= ENTRIES SUPPLIED =
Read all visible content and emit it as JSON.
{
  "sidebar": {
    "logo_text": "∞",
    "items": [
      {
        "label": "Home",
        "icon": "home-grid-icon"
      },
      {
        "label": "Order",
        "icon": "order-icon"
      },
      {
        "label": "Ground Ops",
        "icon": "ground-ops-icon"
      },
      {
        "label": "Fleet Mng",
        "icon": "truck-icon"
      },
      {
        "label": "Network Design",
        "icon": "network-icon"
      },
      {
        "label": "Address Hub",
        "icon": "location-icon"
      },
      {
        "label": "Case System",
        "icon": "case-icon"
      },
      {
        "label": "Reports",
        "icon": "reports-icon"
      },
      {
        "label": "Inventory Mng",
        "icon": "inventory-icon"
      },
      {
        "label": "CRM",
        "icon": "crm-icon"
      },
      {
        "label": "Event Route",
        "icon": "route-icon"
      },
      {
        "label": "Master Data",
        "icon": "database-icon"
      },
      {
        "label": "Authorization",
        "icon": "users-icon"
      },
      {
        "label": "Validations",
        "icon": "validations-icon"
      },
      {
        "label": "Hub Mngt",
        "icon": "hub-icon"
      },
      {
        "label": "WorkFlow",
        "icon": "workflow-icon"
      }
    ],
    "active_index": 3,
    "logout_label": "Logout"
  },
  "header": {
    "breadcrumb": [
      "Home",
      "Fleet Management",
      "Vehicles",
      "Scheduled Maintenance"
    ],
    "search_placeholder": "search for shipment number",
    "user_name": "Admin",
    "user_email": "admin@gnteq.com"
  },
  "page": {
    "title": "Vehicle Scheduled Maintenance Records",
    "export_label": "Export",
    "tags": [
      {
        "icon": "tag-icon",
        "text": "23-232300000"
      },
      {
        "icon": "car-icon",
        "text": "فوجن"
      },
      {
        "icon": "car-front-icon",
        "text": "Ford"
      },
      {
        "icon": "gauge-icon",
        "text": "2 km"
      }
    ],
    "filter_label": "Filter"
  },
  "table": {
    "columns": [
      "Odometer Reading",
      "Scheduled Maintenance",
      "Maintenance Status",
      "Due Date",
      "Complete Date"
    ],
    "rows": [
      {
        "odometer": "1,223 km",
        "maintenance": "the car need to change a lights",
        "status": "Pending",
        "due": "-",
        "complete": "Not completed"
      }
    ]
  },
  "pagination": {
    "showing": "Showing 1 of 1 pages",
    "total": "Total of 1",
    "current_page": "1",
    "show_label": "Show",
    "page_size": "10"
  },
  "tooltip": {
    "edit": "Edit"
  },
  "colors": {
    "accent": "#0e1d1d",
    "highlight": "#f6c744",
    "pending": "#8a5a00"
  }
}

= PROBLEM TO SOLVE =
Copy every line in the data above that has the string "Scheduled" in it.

= EXERCISE OUTPUT =
      "Scheduled Maintenance"
    "title": "Vehicle Scheduled Maintenance Records",
      "Scheduled Maintenance",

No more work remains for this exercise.